Tribulation - Trench's New Testament Synonyms
Tribulationthlipsis (G2347) Tribulation
stenochoria (G4730) Affliction
Thlipsis and stenochoria are often used together. In three of the four passages where stenochoria occurs in the New Testament, it is associated with thlipsis.The verbs thlibein (G2346) and stenochorein also are used together. Because stenochoria always occurs last whenever it is used with thlipsis, and because of the antithesis between these words in 2 Corinthians 4:8, stenochoria appears to be the stronger of the two words, whatever their difference in meaning.
Thlipsis and stenochoria refer to the same thing under different images. Thlipsis properly means "pressure."1 could have said angor (anguish), since Cicero referred to this as "pressing grief," except that the connection of angor with the German Angst (anguish) and enge (narrow or confined) makes it more appropriate to reserve this word for stenochoria.

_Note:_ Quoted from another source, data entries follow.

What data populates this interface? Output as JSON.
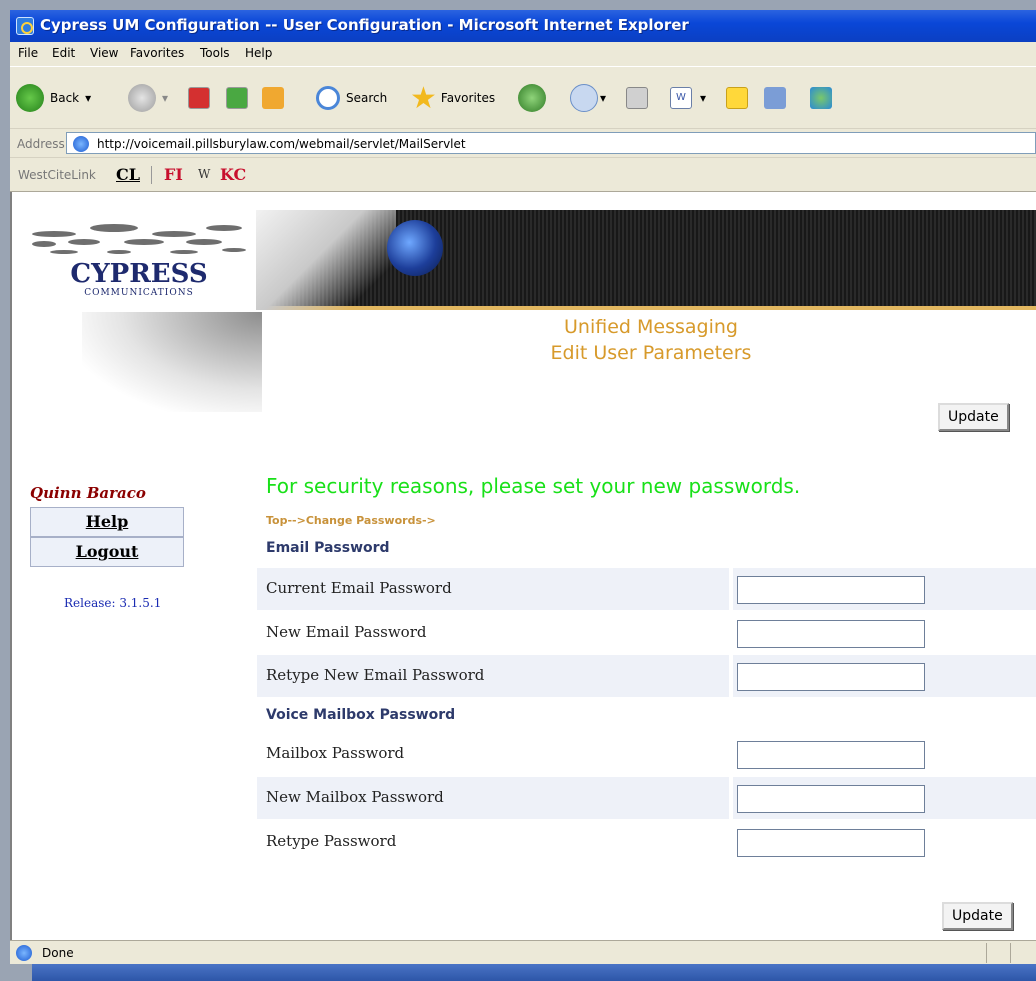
{
  "window": {
    "title": "Cypress UM Configuration -- User Configuration - Microsoft Internet Explorer"
  },
  "menu": [
    "File",
    "Edit",
    "View",
    "Favorites",
    "Tools",
    "Help"
  ],
  "toolbar": {
    "back": "Back",
    "search": "Search",
    "favorites": "Favorites"
  },
  "address": {
    "label": "Address",
    "url": "http://voicemail.pillsburylaw.com/webmail/servlet/MailServlet"
  },
  "links": {
    "westcite": "WestCiteLink",
    "cl": "CL",
    "fi": "FI",
    "w": "W",
    "kc": "KC"
  },
  "header": {
    "line1": "Unified Messaging",
    "line2": "Edit User Parameters"
  },
  "buttons": {
    "update": "Update"
  },
  "sidebar": {
    "user": "Quinn Baraco",
    "help": "Help",
    "logout": "Logout",
    "release": "Release: 3.1.5.1"
  },
  "main": {
    "notice": "For security reasons, please set your new passwords.",
    "breadcrumb": "Top-->Change Passwords->",
    "email_section": "Email Password",
    "email_rows": [
      "Current Email Password",
      "New Email Password",
      "Retype New Email Password"
    ],
    "voice_section": "Voice Mailbox Password",
    "voice_rows": [
      "Mailbox Password",
      "New Mailbox Password",
      "Retype Password"
    ]
  },
  "status": {
    "text": "Done"
  },
  "colors": {
    "titlebar": "#0a47d8",
    "heading": "#d79a2b",
    "notice": "#19e019",
    "username": "#8b0000",
    "release": "#1a2bb2",
    "row_shade": "#eef1f8"
  }
}
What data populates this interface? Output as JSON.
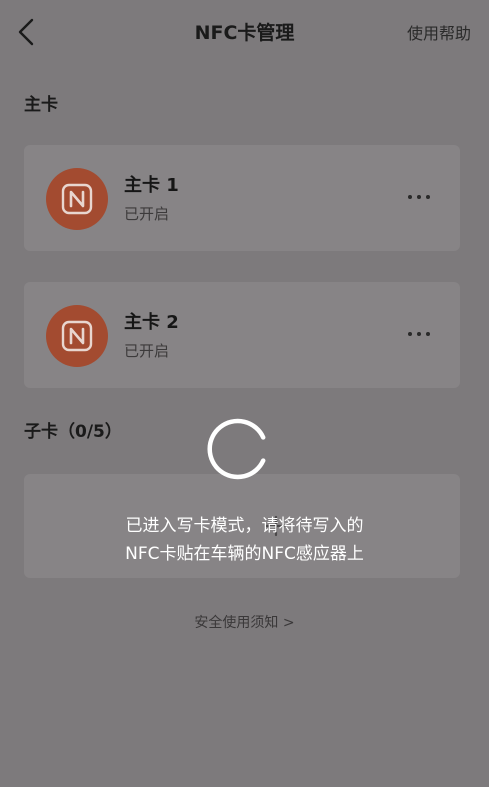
{
  "header": {
    "title": "NFC卡管理",
    "help_label": "使用帮助"
  },
  "main_section": {
    "title": "主卡",
    "cards": [
      {
        "name": "主卡 1",
        "status": "已开启"
      },
      {
        "name": "主卡 2",
        "status": "已开启"
      }
    ]
  },
  "sub_section": {
    "title": "子卡（0/5）"
  },
  "safety_link": "安全使用须知 >",
  "overlay": {
    "message_line1": "已进入写卡模式，请将待写入的",
    "message_line2": "NFC卡贴在车辆的NFC感应器上"
  },
  "colors": {
    "nfc_badge": "#a34b30",
    "overlay_text": "#ffffff"
  }
}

The proper meaning of stenochoria is "narrowness of room," "confined space," and the painfulness that is the result. "Narrow straits" (aporia stene) and stenochoria appear together in Isaiah 8:22. Thucydides used stenochoria literally (7.70). Sometimes stenochoria is used in place of dyschoria. Plutarch contrasted stenochoria with anesis (G425). In the Septuagint stenochoria refers to the straitness of a siege (Deut. 28:53, 57). It appears in a secondary and metaphorical sense once in the Old Testament"anguish [stenochoria] of spirit" (Wisd. of Sol. 5:3)which is its only sense in the New Testament. The appropriateness of this image is attested by the frequency with which a state of joy is referred to in the psalms (and elsewhere) as a bringing into a large room. Whether Aquinas intended to provide an etymology (he probably did), he certainly uttered a truth when he said: "Joyfulness is like width."
The literal meaning of thlipsis is illustrated by the penalty prescribed by ancient English law for those who refused to plead: they were pressed and crushed to death by heavy weights that were placed on their chests. It was stenochoria when Tamerlane, who had vanquished Bajazet, carried him about in an iron cage. Since we do not know if Bajazet suffered because of his narrow confines, perhaps it would be better to refer to the oubliettes, in which Louis XI shut up his victims, or to the "little-ease" that was used to torture the Roman Catholics in Queen Elizabeth's reign: "It was of so small dimensions and so constructed that the prisoners could neither stand, walk, sit, nor lie in it at full length." In Romans 2:9 Paul said that both thlipsis and stenochoria would be the portion of the lost.